The study of work-life conflict is a very timely topic which has recently gained increased attention from policy makers, partly because of the conflicts that mothers often face in reconciling employment with family responsibilities.
In the present study, we use data from the second round of the European Social Survey (ESS) to explore the impact of policies on work-life conflict in four countries; Germany, France, Ireland and the UK. We focus our analysis on individuals who live with a partner and specifically consider the partner´s contribution to paid and unpaid work within the household. This is of particular interest as the division of labour within households has recently undergone remarkable changes. We compare several categories of paid work strategies, ranging from the dual income model to the traditional male breadwinner model. Similarly, we assess whether unpaid labour within a household is mostly done by the female, male or both partners.
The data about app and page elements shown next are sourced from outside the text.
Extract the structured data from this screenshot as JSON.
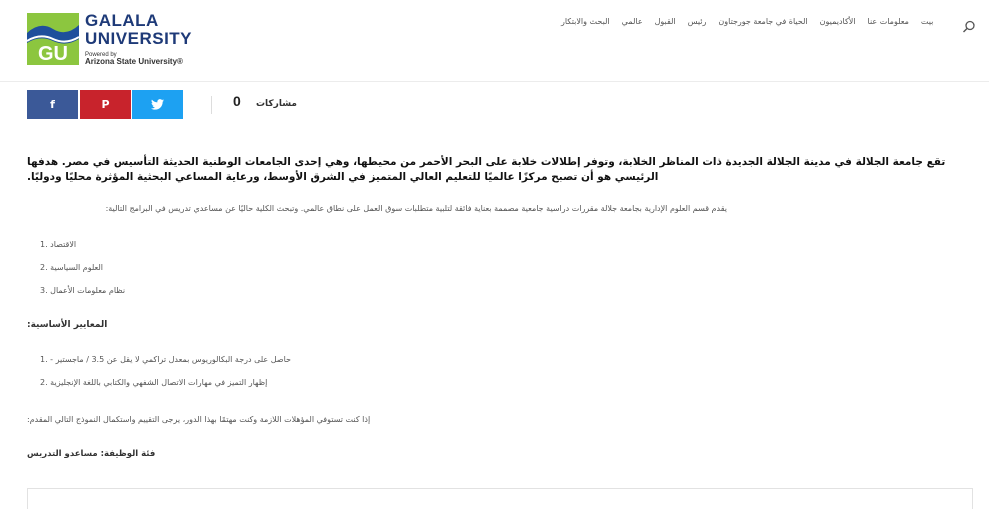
{
  "logo": {
    "initials": "GU",
    "name_line1": "GALALA",
    "name_line2": "UNIVERSITY",
    "powered_by": "Powered by",
    "partner": "Arizona State University®"
  },
  "nav": {
    "items": [
      "بيت",
      "معلومات عنا",
      "الأكاديميون",
      "الحياة في جامعة جورجتاون",
      "رئيس",
      "القبول",
      "عالمي",
      "البحث والابتكار"
    ]
  },
  "share": {
    "facebook": "f",
    "pinterest": "P",
    "twitter": "t",
    "count": "0",
    "label": "مشاركات"
  },
  "content": {
    "lead": "تقع جامعة الجلالة في مدينة الجلالة الجديدة ذات المناظر الخلابة، وتوفر إطلالات خلابة على البحر الأحمر من محيطها، وهي إحدى الجامعات الوطنية الحديثة التأسيس في مصر. هدفها الرئيسي هو أن تصبح مركزًا عالميًا للتعليم العالي المتميز في الشرق الأوسط، ورعاية المساعي البحثية المؤثرة محليًا ودوليًا.",
    "intro": "يقدم قسم العلوم الإدارية بجامعة جلالة مقررات دراسية جامعية مصممة بعناية فائقة لتلبية متطلبات سوق العمل على نطاق عالمي. وتبحث الكلية حاليًا عن مساعدي تدريس في البرامج التالية:",
    "programs": [
      "الاقتصاد .1",
      "العلوم السياسية .2",
      "نظام معلومات الأعمال .3"
    ],
    "criteria_heading": "المعايير الأساسية:",
    "criteria": [
      "حاصل على درجة البكالوريوس بمعدل تراكمي لا يقل عن 3.5 / ماجستير - .1",
      "إظهار التميز في مهارات الاتصال الشفهي والكتابي باللغة الإنجليزية .2"
    ],
    "apply": "إذا كنت تستوفي المؤهلات اللازمة وكنت مهتمًا بهذا الدور، يرجى التقييم واستكمال النموذج التالي المقدم:",
    "category": "فئة الوظيفة: مساعدو التدريس"
  }
}
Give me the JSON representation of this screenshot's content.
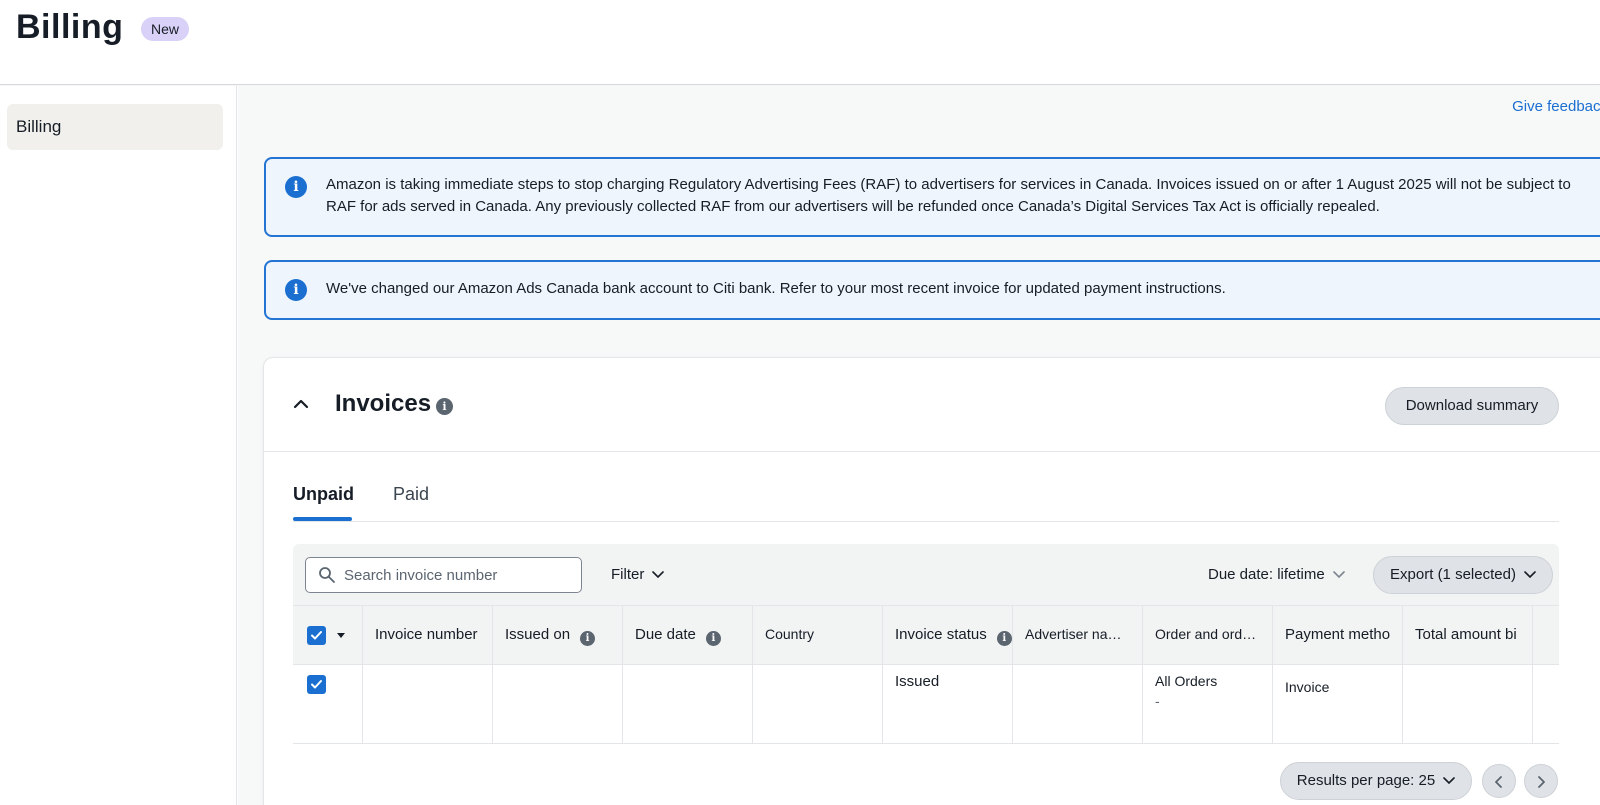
{
  "header": {
    "title": "Billing",
    "badge": "New"
  },
  "sidebar": {
    "items": [
      {
        "label": "Billing"
      }
    ]
  },
  "main": {
    "feedback_link": "Give feedback",
    "alerts": [
      {
        "text": "Amazon is taking immediate steps to stop charging Regulatory Advertising Fees (RAF) to advertisers for services in Canada. Invoices issued on or after 1 August 2025 will not be subject to RAF for ads served in Canada. Any previously collected RAF from our advertisers will be refunded once Canada’s Digital Services Tax Act is officially repealed."
      },
      {
        "text": "We've changed our Amazon Ads Canada bank account to Citi bank. Refer to your most recent invoice for updated payment instructions."
      }
    ]
  },
  "invoices": {
    "title": "Invoices",
    "download_label": "Download summary",
    "tabs": [
      {
        "label": "Unpaid",
        "active": true
      },
      {
        "label": "Paid",
        "active": false
      }
    ],
    "toolbar": {
      "search_placeholder": "Search invoice number",
      "filter_label": "Filter",
      "due_date_label": "Due date: lifetime",
      "export_label": "Export (1 selected)"
    },
    "columns": [
      "Invoice number",
      "Issued on",
      "Due date",
      "Country",
      "Invoice status",
      "Advertiser na…",
      "Order and ord…",
      "Payment metho",
      "Total amount bi"
    ],
    "rows": [
      {
        "selected": true,
        "invoice_number": "",
        "issued_on": "",
        "due_date": "",
        "country": "",
        "status": "Issued",
        "advertiser": "",
        "order": "All Orders",
        "order_sub": "-",
        "payment": "Invoice",
        "total": ""
      }
    ],
    "pagination": {
      "results_label": "Results per page: 25"
    }
  },
  "colors": {
    "accent": "#1a6fd1",
    "badge_bg": "#d9d1f7",
    "alert_bg": "#eef5fc"
  }
}
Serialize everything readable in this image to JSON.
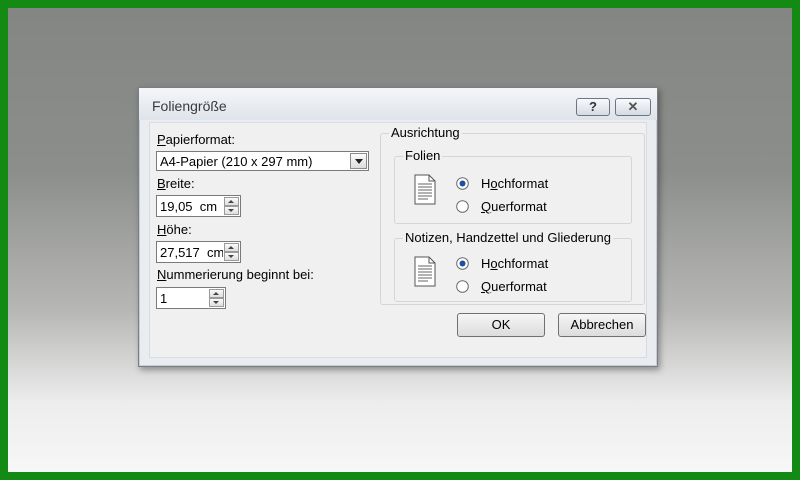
{
  "dialog": {
    "title": "Foliengröße",
    "help_button": "?",
    "close_button": "✕"
  },
  "left": {
    "paper_label": "Papierformat:",
    "paper_value": "A4-Papier (210 x 297 mm)",
    "width_label": "Breite:",
    "width_value": "19,05  cm",
    "height_label": "Höhe:",
    "height_value": "27,517  cm",
    "numbering_label": "Nummerierung beginnt bei:",
    "numbering_value": "1"
  },
  "orientation": {
    "title": "Ausrichtung",
    "slides": {
      "title": "Folien",
      "portrait": "Hochformat",
      "landscape": "Querformat",
      "selected": "portrait"
    },
    "notes": {
      "title": "Notizen, Handzettel und Gliederung",
      "portrait": "Hochformat",
      "landscape": "Querformat",
      "selected": "portrait"
    }
  },
  "buttons": {
    "ok": "OK",
    "cancel": "Abbrechen"
  }
}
We find that, on average, men report higher levels of work-life conflict than women, but women who work full-time have perceptions similar to men´s. However, women still do more household chores than men, even when both partners are working full-time. Whether people perceive an imbalance between family and work partly depends on their attitudes towards traditional gender roles, and thus, perhaps, whether the within household division of labour is considered to be fair.
We further observe country-specific differences in work-life conflict, and hypothesize that these differences can be explained, in part, by policies which influence labour market participation and gender attitudes. Previous studies tend to compare work life conflict across countries based on current policies. In contrast, we hypothesize that the policies that are in place when individuals are first becoming parents and are making decisions about the gender division of paid and unpaid labour are likely to be more relevant. We investigate this hypothesis by a cross-generational, cross-country comparison of factors that influence work-life conflict.